1. Plant nutrients are essential for producing sufficient and healthy food for the world's expanding population. There are 17 essential plant nutrien.These are C, H, O, N, P, K, Ca, Mg, S, Fe, Mn, Zn, Cu, Ni, Cl, B and Mo. Except this some other elements like Al, Na, Si, Se, V and Co also known as benifical elment.
lPlant nutrients are therefore a vital component of any system of sustainable agriculture.
2. Moreover, agricultural intensification requires
Increased flows of plant nutrients to crops and higher uptake of those nutrients by crops
3. The depletion of nutrient stocks in the soil, which is occurring in many developing countries, is a major but often hidden form of land degradation. On the other hand, excessive
applications of nutrients, or inefficient management, can cause environmental problems, especially if large quantities of nutrients are lost from the soil/crop system
into water or the air.
The Guide to efficient plant nutrition management
As a follow-up, soil fertility status and the evolution of soil fertility should be evaluated and monitored by agro-ecological zone. Particular emphasis should be put on long-term trends in soil fertility so that plant nutrient depletion, wherever observed, can be countered.
Environmental impact assessments should be carried
Out regularly, especially in zones with intensive use
These are elements that are essential for plant growth and that are taken up from the soil or from water - irrigation, flood or groundwater - or are supplied via a hydroponics medium.
- Mineral fertilizers can supply main nutrients, secondary nutrients, micronutrients or mixtures of nutrients. Straight fertilizers supply only one nutrient while complex fertilizers supply many. Compound fertilizers are produced by the blending or chemical linkage of straight fertilizers or nutrients.
- These nutrients are materials of organic origin, either
natural or processed. Compost consists of organic materials of animal and plant origin partially decomposed through fermentation; mineral fertilizers are sometimes added to it.
Biological nitrogen fixation
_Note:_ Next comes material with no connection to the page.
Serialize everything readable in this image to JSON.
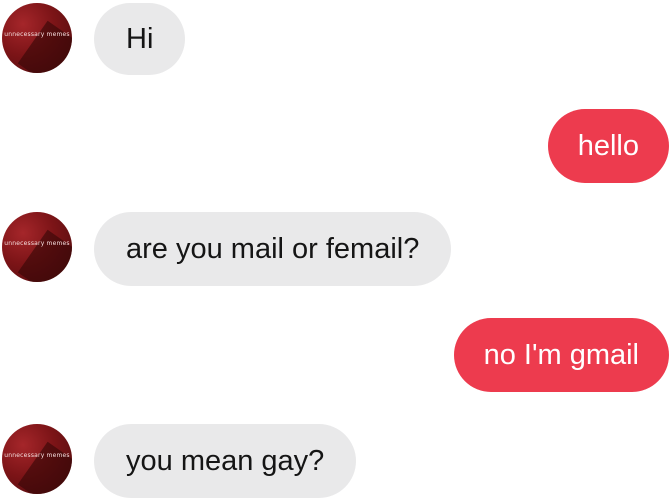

Some micro-organisms are able to convert atmospheric nitrogen to ammonia for use as their nitrogen source. The conversion is made by bacteria living either on their own in the soil or, on a considerably larger scale.
Some nutrients are supplied in small quantities to the soil surface through aerial deposition. These include nitrates in rainwater, ammonia as a gas or dissolved in rainwater, sulphur in acid rain, salts and chlorine in marine spray and calcium in the form of dust.
Amendments are substances that are applied to the soil to correct a major constraint other than low nutrient content. Lime, for example, is used to remedy acidity; phosphates are used to reduce phosphorus fixation; gypsum is used to improve sodic (alkali) soils;